**What you are asked to do**: Every entry needs to be reproduced exactly.

[Website and app data records]
>>>
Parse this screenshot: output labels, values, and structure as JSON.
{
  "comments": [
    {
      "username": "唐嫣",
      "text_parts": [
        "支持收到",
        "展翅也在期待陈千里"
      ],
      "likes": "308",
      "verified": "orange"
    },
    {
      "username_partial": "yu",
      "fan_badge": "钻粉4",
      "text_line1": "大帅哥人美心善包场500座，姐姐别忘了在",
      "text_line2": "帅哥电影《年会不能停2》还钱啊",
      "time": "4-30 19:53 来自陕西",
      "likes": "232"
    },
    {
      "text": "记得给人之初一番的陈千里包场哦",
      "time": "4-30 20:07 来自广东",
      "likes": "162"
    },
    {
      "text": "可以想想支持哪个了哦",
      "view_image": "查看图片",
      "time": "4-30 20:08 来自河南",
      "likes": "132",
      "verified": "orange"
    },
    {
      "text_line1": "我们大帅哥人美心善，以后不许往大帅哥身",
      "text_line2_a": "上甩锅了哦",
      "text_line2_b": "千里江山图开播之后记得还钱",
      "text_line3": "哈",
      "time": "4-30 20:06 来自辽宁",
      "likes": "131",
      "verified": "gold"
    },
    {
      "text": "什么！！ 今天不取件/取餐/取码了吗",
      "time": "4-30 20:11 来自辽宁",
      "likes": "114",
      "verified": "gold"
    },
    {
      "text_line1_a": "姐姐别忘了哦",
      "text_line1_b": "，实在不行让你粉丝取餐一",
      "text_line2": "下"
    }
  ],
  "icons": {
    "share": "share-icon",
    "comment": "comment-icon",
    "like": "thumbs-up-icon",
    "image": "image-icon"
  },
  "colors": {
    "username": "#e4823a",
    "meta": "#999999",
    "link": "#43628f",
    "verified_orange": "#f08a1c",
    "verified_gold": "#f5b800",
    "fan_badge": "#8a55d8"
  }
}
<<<
**Your response**:
Parse this screenshot: output labels, values, and structure as JSON.
{
  "comments": [
    {
      "username": "唐嫣",
      "text_parts": [
        "支持收到",
        "展翅也在期待陈千里"
      ],
      "likes": "308",
      "verified": "orange"
    },
    {
      "username_partial": "yu",
      "fan_badge": "钻粉4",
      "text_line1": "大帅哥人美心善包场500座，姐姐别忘了在",
      "text_line2": "帅哥电影《年会不能停2》还钱啊",
      "time": "4-30 19:53 来自陕西",
      "likes": "232"
    },
    {
      "text": "记得给人之初一番的陈千里包场哦",
      "time": "4-30 20:07 来自广东",
      "likes": "162"
    },
    {
      "text": "可以想想支持哪个了哦",
      "view_image": "查看图片",
      "time": "4-30 20:08 来自河南",
      "likes": "132",
      "verified": "orange"
    },
    {
      "text_line1": "我们大帅哥人美心善，以后不许往大帅哥身",
      "text_line2_a": "上甩锅了哦",
      "text_line2_b": "千里江山图开播之后记得还钱",
      "text_line3": "哈",
      "time": "4-30 20:06 来自辽宁",
      "likes": "131",
      "verified": "gold"
    },
    {
      "text": "什么！！ 今天不取件/取餐/取码了吗",
      "time": "4-30 20:11 来自辽宁",
      "likes": "114",
      "verified": "gold"
    },
    {
      "text_line1_a": "姐姐别忘了哦",
      "text_line1_b": "，实在不行让你粉丝取餐一",
      "text_line2": "下"
    }
  ],
  "icons": {
    "share": "share-icon",
    "comment": "comment-icon",
    "like": "thumbs-up-icon",
    "image": "image-icon"
  },
  "colors": {
    "username": "#e4823a",
    "meta": "#999999",
    "link": "#43628f",
    "verified_orange": "#f08a1c",
    "verified_gold": "#f5b800",
    "fan_badge": "#8a55d8"
  }
}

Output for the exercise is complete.